Rights groups urge no censored Google search app for China
More than a dozen human rights organisations respond to reports Google is planning to return to the giant Asian market
More than a dozen human rights groups have sent a letter to Google urging the company not to proceed with plans to provide a censored version of its internet search service in China.
The joint letter, dated Tuesday, describes Google’s search engine app for China, currently under development and code-named “Dragonfly” as representing an “alarming capitulation” on human rights.
Amnesty International, Human Rights Watch and Reporters Without Borders are among the signatories to the letter, which calls on CEO Sundar Pichai to explain what Google is doing to safeguard mainland users from Chinese government censorship and surveillance.
“The Chinese government extensively violates the rights to freedom of expression and privacy.
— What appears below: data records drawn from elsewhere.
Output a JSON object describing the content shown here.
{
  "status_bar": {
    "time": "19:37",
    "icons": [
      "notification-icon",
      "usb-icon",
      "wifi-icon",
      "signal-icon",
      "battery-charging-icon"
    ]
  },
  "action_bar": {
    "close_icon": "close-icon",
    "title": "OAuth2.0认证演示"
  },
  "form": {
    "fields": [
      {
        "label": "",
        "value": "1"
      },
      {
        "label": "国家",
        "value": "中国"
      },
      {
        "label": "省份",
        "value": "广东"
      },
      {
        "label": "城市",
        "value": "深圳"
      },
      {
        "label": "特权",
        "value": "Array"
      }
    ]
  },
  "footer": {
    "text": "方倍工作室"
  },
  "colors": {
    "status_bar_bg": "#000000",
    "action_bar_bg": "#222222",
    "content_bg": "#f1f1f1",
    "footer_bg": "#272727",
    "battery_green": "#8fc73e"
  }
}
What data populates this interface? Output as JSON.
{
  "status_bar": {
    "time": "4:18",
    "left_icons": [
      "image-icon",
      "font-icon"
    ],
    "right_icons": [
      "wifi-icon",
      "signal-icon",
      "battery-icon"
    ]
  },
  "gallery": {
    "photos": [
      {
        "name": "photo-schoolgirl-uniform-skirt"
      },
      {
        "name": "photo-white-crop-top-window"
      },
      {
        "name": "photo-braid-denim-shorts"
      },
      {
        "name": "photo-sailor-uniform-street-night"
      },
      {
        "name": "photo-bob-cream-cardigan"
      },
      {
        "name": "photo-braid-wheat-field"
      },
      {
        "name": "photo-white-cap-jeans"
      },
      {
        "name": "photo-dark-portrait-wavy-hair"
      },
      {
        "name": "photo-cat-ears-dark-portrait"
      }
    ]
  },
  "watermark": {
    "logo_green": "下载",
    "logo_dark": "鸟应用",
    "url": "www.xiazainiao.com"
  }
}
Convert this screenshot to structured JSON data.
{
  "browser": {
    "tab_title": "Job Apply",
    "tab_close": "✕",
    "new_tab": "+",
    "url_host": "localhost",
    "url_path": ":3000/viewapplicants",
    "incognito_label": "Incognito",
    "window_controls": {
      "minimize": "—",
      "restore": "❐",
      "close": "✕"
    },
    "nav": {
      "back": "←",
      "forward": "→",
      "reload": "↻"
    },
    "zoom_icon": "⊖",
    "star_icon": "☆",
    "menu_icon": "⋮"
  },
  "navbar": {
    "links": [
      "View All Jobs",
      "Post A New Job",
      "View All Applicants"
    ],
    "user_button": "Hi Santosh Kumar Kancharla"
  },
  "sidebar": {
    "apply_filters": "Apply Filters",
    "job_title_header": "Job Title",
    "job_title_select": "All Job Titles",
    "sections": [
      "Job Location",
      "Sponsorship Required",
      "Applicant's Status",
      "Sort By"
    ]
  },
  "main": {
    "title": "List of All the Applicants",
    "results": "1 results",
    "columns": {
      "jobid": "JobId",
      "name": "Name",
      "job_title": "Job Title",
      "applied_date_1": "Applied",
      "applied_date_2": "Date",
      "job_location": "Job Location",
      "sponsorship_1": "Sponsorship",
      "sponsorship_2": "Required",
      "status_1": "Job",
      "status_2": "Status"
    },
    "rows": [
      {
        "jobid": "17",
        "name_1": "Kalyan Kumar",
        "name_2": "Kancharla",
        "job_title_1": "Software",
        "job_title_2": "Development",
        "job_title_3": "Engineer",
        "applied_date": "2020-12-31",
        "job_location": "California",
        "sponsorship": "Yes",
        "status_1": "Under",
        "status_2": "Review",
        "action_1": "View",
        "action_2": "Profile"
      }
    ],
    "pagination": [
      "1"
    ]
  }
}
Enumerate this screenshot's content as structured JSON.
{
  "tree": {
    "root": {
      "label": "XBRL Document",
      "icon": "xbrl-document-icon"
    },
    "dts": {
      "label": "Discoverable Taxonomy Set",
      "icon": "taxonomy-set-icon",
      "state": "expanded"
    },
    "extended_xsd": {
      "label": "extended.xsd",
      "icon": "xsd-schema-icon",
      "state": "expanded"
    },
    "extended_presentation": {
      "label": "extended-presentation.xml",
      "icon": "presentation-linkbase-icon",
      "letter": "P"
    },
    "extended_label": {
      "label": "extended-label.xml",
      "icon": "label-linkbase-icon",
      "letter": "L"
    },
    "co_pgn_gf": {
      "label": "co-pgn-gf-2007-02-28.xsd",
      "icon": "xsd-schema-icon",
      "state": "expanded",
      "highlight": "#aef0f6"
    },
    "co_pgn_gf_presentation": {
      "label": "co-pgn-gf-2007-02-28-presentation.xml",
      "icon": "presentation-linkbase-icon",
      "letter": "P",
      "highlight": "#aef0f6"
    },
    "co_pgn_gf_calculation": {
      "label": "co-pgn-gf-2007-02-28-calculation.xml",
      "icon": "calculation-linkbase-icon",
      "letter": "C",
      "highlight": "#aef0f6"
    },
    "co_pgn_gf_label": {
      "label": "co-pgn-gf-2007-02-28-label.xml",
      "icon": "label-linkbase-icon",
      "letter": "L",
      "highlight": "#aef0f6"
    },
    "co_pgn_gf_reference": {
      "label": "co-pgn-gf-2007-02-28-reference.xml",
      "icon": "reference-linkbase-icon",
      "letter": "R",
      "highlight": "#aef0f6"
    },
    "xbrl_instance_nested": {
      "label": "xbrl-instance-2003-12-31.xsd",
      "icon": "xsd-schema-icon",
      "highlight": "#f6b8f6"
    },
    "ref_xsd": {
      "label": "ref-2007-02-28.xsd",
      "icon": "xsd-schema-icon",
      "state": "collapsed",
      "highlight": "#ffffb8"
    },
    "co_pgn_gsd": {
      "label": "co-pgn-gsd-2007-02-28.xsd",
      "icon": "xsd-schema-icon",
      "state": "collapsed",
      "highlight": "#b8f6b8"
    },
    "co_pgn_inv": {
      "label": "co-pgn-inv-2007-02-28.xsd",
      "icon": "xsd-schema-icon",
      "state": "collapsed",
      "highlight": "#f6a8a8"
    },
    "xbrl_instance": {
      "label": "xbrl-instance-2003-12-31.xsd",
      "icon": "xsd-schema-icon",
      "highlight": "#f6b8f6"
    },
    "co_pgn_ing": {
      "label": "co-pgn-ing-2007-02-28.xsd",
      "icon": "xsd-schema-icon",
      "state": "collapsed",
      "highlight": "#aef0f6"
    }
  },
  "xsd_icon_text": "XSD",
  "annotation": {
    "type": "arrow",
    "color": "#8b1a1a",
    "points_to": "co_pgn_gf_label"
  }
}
By accommodating the Chinese authorities’ repression of dissent, Google would be actively participating in those violations for millions of internet users in China,” the letter said.
Google exited the Chinese search market in 2010 .
The letter points out that China’s controls over the internet have only strengthened since then amid an overall crackdown on civil liberties and freedom of expression.
“It is difficult to see how Google would currently be able to relaunch a search engine service in China in a way that would be compatible with the company’s human rights responsibilities under international standards, or its own commitments,” the letter said.
Earlier this month more than a thousand Google employees signed their own letter protesting against the company’s secretive plan to build a search engine that would comply with Chinese censorship. The letter called on executives to review ethics and transparency at the company.
According to online news site The Intercept, Google’s custom Android app will automatically filter out sites blocked by China’s so-called Great Firewall.
Google co-founder Sergey Brin was born in the Soviet Union in 1973 and lived there until age six when his family fled. He has said his experience with a repressive regime shaped his and the company’s views.
Pichai, who became CEO in 2015 when Google became part of parent company Alphabet, has said he wanted Google to be in China serving Chinese users.
In December, Google announced it was opening an artificial intelligence lab in Beijing and in June Google invested US$550 million in JD.com, a Chinese e-commerce platform that is second only to Alibaba in the country.
Alibaba owns South China Morning Post.
Google and JD.com announced they would collaborate on retail solutions around the world without mentioning China, where Google services, including Gmail and YouTube, are blocked.
It was unclear whether Google had taken receipt of the letter but, in statement earlier this month, the company said: “We provide a number of mobile apps in China, such as Google Translate and Files Go, help Chinese developers, and have made significant investments in Chinese companies like JD.com.
“But we don’t comment on speculation about future plans,” the statement said.